→ Exercise details
Among the entries that follow, some lines contain the word "Braun". Show all of them.

(Dataset rows describing interfaces)
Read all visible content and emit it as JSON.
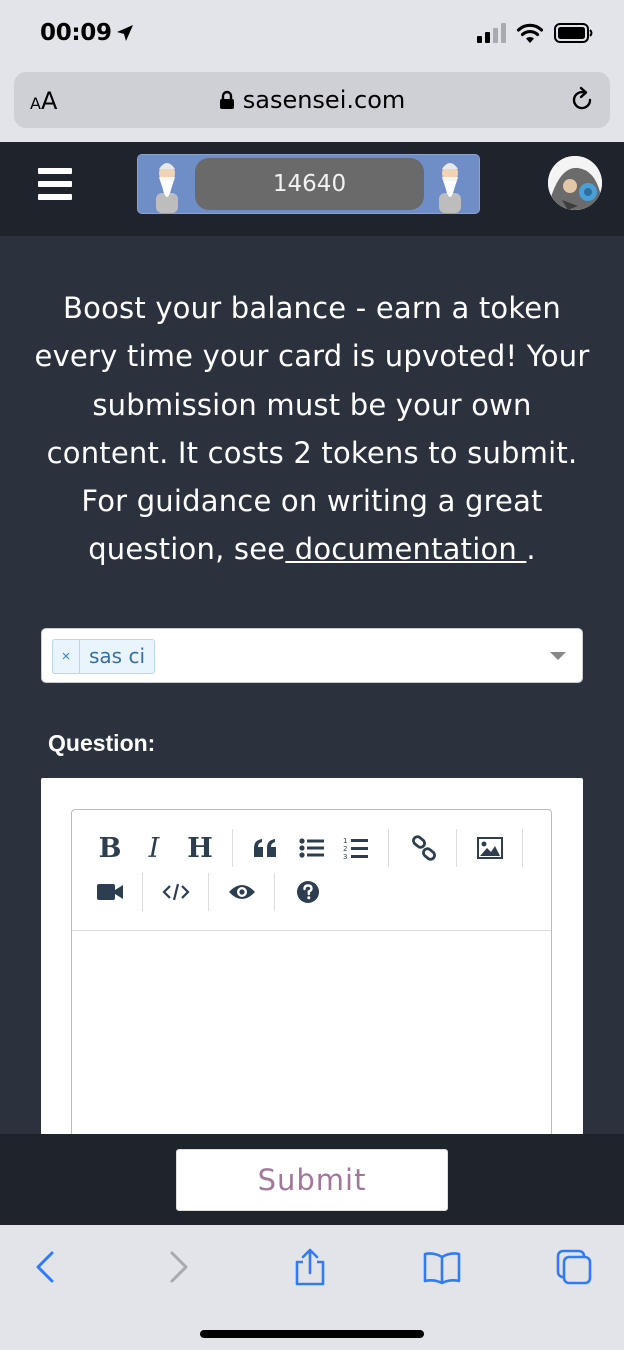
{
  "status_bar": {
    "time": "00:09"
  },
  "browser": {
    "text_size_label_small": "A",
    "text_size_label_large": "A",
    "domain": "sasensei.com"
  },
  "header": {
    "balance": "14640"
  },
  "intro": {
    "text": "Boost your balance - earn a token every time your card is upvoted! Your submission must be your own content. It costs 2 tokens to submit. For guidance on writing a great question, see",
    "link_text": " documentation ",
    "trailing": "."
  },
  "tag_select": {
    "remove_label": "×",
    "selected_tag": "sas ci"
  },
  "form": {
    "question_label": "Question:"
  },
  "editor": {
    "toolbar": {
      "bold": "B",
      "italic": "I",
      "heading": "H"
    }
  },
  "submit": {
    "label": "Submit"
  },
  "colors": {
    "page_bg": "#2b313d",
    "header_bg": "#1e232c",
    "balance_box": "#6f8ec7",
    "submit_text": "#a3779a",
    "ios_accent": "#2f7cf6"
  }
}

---

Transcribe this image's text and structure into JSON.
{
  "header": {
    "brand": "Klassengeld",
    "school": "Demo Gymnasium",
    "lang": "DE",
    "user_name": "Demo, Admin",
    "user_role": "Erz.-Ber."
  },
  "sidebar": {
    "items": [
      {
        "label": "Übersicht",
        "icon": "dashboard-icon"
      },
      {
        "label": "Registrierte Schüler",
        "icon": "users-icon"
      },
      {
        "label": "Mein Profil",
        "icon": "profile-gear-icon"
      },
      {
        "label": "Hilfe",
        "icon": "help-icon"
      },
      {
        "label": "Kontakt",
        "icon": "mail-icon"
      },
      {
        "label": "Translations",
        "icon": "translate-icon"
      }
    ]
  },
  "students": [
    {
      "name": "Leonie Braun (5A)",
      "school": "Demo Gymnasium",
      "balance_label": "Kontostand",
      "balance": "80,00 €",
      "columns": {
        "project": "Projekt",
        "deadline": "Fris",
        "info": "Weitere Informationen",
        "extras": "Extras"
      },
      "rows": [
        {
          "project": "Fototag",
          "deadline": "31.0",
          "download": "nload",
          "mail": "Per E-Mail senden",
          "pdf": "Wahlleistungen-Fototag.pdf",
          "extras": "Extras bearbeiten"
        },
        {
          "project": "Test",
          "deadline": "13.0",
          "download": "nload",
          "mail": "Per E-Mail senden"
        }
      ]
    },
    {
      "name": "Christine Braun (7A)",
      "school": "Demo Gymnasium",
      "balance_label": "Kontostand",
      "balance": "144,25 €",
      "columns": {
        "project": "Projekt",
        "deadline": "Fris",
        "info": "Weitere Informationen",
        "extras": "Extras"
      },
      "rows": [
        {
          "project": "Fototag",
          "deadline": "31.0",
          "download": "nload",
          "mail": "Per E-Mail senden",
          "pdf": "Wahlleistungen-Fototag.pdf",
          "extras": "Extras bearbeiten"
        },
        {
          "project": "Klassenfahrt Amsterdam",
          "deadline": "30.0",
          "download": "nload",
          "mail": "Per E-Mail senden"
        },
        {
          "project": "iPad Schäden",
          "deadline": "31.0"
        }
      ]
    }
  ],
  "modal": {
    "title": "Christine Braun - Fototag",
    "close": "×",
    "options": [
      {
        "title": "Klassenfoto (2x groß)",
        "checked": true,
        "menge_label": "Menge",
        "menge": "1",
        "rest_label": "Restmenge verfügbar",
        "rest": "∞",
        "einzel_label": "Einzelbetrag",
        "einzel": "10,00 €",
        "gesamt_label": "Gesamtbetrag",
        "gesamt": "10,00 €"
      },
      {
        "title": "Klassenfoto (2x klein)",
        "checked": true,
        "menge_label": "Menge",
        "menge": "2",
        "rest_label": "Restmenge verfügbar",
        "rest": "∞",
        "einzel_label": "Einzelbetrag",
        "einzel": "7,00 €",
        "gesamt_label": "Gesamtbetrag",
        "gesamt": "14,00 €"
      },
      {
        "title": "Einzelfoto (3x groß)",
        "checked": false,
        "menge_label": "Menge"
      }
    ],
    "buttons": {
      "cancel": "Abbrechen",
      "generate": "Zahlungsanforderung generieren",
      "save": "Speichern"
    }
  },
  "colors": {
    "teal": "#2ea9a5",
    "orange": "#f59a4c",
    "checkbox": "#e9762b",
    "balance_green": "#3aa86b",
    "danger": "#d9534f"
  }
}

→ Result for this task
      "name": "Leonie Braun (5A)",
      "name": "Christine Braun (7A)",
    "title": "Christine Braun - Fototag",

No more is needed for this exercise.